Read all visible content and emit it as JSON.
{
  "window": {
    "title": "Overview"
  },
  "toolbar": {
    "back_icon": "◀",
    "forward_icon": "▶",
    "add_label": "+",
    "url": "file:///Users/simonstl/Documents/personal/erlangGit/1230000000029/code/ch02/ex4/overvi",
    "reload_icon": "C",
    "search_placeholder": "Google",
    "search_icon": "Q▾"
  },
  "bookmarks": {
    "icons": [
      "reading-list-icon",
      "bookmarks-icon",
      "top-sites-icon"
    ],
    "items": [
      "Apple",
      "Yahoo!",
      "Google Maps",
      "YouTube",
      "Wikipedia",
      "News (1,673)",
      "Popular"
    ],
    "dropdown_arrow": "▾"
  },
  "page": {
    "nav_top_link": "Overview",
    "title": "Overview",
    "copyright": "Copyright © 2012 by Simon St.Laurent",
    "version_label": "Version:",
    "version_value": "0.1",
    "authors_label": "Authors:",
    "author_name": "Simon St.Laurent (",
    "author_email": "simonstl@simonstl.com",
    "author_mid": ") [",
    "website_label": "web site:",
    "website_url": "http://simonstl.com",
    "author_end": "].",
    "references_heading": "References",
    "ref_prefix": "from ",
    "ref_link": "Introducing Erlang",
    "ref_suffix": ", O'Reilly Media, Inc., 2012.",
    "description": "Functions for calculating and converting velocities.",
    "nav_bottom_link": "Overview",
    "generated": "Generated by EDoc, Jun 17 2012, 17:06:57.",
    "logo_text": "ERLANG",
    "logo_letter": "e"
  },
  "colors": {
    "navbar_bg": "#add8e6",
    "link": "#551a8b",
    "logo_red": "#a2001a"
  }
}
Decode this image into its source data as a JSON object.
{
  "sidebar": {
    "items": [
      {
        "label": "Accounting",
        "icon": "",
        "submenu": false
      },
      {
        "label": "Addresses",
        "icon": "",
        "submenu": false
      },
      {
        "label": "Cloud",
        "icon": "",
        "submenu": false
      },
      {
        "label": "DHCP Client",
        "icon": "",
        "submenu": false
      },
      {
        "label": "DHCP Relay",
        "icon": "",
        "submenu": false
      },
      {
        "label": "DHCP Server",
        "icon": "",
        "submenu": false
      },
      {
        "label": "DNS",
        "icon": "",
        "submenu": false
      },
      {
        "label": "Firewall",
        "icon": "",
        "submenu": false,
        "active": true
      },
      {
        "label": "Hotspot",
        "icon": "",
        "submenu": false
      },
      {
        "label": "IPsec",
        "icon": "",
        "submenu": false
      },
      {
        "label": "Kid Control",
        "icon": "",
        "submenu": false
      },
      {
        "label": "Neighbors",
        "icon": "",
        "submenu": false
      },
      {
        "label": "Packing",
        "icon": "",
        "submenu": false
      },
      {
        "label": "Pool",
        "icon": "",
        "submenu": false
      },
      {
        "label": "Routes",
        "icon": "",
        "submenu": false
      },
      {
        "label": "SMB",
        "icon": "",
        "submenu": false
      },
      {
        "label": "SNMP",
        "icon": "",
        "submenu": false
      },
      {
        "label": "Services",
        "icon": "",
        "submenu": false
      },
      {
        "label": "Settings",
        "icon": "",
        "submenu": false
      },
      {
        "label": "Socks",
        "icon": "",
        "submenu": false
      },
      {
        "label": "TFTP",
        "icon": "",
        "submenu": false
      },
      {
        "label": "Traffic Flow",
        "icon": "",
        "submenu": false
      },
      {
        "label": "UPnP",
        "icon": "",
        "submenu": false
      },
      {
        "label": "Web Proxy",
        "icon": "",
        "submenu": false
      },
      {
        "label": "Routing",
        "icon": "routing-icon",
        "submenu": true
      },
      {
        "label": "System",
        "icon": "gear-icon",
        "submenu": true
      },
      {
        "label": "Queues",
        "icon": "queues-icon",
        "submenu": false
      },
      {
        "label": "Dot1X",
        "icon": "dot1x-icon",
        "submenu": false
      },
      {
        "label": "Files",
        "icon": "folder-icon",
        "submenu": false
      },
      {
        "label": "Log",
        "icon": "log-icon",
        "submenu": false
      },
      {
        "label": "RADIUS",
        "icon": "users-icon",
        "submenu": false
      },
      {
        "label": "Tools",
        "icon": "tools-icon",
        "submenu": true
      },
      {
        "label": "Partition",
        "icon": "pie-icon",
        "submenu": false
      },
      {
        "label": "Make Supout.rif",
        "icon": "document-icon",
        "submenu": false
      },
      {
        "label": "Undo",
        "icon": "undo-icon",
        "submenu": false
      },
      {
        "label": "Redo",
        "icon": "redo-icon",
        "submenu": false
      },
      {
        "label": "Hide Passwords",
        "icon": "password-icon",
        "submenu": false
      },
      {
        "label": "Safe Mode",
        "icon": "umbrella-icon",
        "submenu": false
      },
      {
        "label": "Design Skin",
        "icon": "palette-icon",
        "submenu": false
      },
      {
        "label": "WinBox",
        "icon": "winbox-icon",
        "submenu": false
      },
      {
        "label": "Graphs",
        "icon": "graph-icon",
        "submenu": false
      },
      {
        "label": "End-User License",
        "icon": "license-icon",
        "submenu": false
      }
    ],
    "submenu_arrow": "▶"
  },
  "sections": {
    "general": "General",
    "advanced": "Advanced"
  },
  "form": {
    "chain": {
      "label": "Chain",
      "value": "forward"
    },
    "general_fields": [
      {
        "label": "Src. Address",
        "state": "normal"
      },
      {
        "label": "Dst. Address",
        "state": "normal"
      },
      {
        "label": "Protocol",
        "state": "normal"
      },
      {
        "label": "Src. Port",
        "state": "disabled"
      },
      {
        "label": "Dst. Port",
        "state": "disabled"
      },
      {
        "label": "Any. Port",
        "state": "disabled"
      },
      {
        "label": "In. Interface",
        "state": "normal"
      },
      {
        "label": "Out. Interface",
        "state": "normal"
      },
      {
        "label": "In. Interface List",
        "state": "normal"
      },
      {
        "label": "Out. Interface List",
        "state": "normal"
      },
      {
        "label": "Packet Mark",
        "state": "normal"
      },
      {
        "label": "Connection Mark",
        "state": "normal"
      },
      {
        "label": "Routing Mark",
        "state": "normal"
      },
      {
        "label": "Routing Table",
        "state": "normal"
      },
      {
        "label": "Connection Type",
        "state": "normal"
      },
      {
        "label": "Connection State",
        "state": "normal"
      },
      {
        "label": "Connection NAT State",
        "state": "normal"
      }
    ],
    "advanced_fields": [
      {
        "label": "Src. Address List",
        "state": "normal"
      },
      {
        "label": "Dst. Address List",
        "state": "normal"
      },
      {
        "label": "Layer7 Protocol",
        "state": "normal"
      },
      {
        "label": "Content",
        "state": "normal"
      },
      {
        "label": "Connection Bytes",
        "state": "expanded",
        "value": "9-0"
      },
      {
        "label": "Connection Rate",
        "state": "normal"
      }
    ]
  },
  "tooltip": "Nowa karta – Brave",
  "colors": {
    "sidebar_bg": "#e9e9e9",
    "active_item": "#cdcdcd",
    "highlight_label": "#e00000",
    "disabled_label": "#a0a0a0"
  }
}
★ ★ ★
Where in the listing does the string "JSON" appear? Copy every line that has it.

Read all visible content and emit it as JSON.
Decode this image into its source data as a JSON object.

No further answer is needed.